Architecture and Cuisine, Second Week

The smell of caramelized onions, roasted coffee and pastry holds me fast. Where does it take me. Smell is a strange sense in that it transports me directly to a place that I associate with it.

Roasted coffee is always Seattle. The cold and wet weather further enhances the Seattle connection. The drab, dark clothing, sometimes broken by an occasional red tinged hairdo or bright orange shoes. Men in suits. Pointy leather shoes, and drain pipe trousers. Others in bright safety vest and hard hats, milling around the numerous construction sites. Women in dresses/jeans and coats. Sturdy high heels, or boots. Nothing out of the ordinary. Except I know better. Despite the similarities, Australia has developed its own culture. Visitors come and go. They take what they interpret back with them. But the culture is uniquely their own. So the Seattle connection is tenuous. And what brought on this great insight? Caramelized onions take me to a bakery shop buying pastizzi in Malta.

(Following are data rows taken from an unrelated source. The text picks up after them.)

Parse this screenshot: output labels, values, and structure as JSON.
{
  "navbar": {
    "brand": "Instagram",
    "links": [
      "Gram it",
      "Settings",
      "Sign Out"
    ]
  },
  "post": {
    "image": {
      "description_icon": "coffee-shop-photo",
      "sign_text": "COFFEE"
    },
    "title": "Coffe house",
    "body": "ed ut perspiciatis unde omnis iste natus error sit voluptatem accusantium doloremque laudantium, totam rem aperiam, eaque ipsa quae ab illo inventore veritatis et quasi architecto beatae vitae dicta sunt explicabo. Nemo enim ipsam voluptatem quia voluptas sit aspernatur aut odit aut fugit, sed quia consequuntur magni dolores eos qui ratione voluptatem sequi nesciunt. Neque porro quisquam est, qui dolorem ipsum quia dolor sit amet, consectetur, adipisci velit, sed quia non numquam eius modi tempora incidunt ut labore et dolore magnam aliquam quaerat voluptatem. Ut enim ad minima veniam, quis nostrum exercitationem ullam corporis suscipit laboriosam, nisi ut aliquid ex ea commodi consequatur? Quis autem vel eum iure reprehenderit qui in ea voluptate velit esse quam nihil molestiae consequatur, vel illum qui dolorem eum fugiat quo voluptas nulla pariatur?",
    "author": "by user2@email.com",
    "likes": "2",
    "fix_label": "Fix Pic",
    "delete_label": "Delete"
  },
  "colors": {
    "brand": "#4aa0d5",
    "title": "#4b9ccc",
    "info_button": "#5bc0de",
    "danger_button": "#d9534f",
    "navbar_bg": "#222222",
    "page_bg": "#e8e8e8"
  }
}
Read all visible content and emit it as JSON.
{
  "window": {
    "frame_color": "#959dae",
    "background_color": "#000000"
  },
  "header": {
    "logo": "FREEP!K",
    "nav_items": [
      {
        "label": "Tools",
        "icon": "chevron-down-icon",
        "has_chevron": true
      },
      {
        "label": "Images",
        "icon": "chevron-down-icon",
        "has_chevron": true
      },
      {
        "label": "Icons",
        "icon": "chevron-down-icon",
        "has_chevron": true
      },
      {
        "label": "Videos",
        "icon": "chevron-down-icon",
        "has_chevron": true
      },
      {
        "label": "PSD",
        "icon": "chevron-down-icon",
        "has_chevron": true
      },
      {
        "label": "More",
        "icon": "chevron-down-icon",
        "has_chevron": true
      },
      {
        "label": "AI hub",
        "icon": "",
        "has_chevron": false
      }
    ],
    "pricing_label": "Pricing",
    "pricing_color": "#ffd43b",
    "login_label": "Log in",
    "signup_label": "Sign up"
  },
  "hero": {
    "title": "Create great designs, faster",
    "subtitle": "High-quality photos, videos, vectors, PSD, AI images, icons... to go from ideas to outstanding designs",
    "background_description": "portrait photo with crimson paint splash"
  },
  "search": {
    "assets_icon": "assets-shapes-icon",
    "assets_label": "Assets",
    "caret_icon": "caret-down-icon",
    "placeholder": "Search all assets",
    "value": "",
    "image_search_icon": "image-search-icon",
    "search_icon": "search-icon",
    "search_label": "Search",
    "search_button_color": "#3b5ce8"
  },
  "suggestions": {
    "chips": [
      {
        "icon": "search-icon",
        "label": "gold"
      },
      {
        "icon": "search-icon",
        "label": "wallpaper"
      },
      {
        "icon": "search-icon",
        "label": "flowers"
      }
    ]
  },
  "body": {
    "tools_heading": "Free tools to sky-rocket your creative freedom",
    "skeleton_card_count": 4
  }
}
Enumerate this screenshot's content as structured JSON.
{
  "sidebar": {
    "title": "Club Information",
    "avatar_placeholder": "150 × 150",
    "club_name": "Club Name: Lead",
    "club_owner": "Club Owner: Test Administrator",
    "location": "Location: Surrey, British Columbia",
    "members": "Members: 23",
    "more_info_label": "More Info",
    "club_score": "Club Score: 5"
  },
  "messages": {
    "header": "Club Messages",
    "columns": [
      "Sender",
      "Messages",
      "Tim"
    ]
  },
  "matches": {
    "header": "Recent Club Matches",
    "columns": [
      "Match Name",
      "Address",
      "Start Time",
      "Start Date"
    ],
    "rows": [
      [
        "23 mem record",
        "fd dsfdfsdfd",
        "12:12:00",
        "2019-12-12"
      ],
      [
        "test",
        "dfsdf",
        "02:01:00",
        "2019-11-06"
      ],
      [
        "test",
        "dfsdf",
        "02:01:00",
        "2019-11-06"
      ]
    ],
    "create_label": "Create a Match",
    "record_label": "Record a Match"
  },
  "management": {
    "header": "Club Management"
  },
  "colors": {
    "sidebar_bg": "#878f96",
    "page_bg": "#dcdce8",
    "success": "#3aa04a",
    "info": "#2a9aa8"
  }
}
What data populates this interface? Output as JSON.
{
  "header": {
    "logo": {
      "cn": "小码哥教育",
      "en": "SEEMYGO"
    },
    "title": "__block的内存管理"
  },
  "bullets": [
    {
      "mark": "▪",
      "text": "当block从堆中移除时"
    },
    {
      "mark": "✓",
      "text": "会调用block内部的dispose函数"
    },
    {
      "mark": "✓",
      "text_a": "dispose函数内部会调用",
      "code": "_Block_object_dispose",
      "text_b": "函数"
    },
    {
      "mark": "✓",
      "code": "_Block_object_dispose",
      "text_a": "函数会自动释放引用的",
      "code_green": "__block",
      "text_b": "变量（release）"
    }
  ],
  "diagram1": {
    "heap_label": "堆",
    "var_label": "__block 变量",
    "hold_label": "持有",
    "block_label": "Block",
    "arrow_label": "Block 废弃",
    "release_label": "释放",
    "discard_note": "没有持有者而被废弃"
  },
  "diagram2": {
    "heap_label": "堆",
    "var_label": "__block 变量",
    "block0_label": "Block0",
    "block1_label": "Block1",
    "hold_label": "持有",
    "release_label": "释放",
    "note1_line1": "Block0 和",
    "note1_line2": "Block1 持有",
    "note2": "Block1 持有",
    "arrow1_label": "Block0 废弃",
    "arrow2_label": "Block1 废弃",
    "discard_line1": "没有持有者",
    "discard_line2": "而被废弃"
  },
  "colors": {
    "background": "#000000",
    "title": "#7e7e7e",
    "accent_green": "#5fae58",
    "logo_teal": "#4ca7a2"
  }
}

Unconsciously I try and make this place familiar, mine. I bring my experiences to transform what is a unique culture into a familiar one. The caramelized onions was a dead give away. I felt a familiar twinge. A place where I have experienced warmth, simplicity, and a sense of belonging. But it is not here, not yet. The architecture was a clue that I am in a different place. The sheer audacity of angles, the size, and most ostentatious of all, the colors. This was an alien experience that I was unconsciously trying to own, but I cannot. I should not. I need to allow it to overwhelm and for me to refrain from analyzing, interpreting and trying to own it.

But I am fighting against a current. The smell of baked pastries tells me I am home. And home is where pastry is being baked.
The enduring feeling is baffling at first. Why pastry and why home. I stopped writing at the time, I did not know why I should so strongly associate the smell of pastry with home, more so than the smell of pastizzi (or caramelized onions).

During this week, I further savored the city and forgot about the question until today. What happened today is that I saw our pastry chef preparing brunch. Despite the fact that we had cold cereal for breakfast, he was at the kitchen, early, preparing (what I learned afterwards to be) scones. Baking requires planning. Sometimes it requires that the dough is prepared the day before. It is a chemistry test, as well as a test of patience. But more importantly, it signals that you have all the different ingredients, the different baking tools and the time that could only mean that you are home. I never bake when I am traveling. I tried to understand this and from the initial excuses of not having the right pans, all the small ingredients, and not trusting the temperature of the oven, it is infact simpler than that. I just did not feel at home to invest my time into all the details. But that is home. The little things that we surround ourselves with that are so hard to discard when we move. And all of these little things that I have shed myself of in the last few weeks. Pastry is rightfully the smell of home, wherever I smell it.